I soaked it all in as I strolled down the Royal Mile—the shops, the Woolen Mill, the bagpipe player, the people, the ancient buildings, the Starbucks. The Starbucks? Never on an ancient street in an ancient city would I stop in a Starbucks and get a souvenir cup.
(That Starbucks mug looks great in my bookcase.)
St. Giles Cathedral
On the way to the Castle at the end of the Royal Mile, I stopped at Giles Cathedral. The outside of the cathedral was plain and stoic, but the inside was…plain and stoic with stone arches. I found out later that John Knox had preached there.
Finally I made it to the Castle and purchased tickets. Wow, that was expensive. Maybe I should have purchased a Heritage Pass. The clerk remarked on my southern accent.
A little research on the history of this place beforehand would have made my visit more interesting. Also, his Scottish accent made the tour a little hard to understand. He must be a Southern Scott.
The Great Hall
However, I did enjoy the sword demonstration. I was handed a sword so I could see how heavy they were. Just wielding it would have required great strength. Every part of the medieval sword was effective in combat. The handle was used for head bashing—yeah.The chainmail used for protection was even more amazing; I could barely lift it. Makes me think of Gimli in Lord of the Rings. He had issues with it too.
View From Edinburgh Castle

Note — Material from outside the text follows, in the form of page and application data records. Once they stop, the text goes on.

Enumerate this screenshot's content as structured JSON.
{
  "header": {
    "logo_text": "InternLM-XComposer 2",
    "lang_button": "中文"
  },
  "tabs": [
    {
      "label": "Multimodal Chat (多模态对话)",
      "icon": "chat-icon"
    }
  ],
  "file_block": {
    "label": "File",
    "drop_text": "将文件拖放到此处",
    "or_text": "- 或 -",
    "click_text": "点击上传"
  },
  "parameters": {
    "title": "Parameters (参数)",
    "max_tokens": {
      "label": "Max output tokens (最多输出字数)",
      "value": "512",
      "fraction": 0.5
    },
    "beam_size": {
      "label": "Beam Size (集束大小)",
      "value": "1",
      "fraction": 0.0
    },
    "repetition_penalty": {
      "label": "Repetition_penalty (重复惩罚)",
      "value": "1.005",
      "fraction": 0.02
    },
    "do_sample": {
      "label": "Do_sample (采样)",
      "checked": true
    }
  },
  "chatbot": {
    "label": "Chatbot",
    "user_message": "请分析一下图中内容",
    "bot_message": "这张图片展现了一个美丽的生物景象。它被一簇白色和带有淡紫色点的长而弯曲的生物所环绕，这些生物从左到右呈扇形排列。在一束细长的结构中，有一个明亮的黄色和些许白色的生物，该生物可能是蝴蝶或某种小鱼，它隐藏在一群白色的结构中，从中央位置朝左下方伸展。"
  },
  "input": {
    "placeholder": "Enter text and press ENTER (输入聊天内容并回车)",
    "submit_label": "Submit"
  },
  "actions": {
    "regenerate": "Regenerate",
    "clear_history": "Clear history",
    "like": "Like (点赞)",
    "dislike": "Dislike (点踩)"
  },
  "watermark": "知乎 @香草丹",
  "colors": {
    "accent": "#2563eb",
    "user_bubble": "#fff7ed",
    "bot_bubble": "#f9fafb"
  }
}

Housed within the Castle was the Stone of Scone (yes, scone) or Stone of Destiny. And yes, we are talking about a rock…a very old rock. The story of this stone began in 594 with St. Columba, a catholic missionary, who carried it around as an altar; for centuries Scottish Kings were crowned on it.
This way to the Stone of Scone
In 1296, it was stolen from Scone Abbey and placed in Westminster Abbey. In 1950 on Christmas Day, four Glasgow University students stole it from Westminster Abbey. It was returned to Westminster Abbey, then eventually to Scotland on loan, and is currently on display at the Castle.
I recalled this was not the first time in history that rocks held such significance for a nation. The Israelites would set up a rock as a memorial and altar to God.
St. Margaret’s Chapel
All in all my favorite part of the Castle was the tiny St. Margaret’s Chapel, after Princess Margaret. The romanesque structure dates back to the 12th century. Robert the Bruce spared this building when he destroyed the Castle in 1314. It is the oldest surviving building, and the most charming. Only a few people can fit in at one time.
At the end of the second day exploring, I walked back to the B&B guest house and passed a small family-run antique store. I was compelled to go in…
The Royalest of Miles
The treasure hunt was on as I fumbled through half-tarnished silver tea pots, old Edinburgh Prints, and spoons featuring the national flower. The older gentleman, filling in for his son, was great fun and joined me in my search. I found a silver coffee pot; he found a creamer. Together we found a couple of thistle spoons (one said Edinburgh). A bit of easy going negotiation followed.
I spent a little under $50—not bad for such gems. A little polish (don’t tell my husband I took his saxophone cleaner), and my treasures looked better than new…or is that better than old?
Our second day came to a close as we went for Mexican food. Hmmm…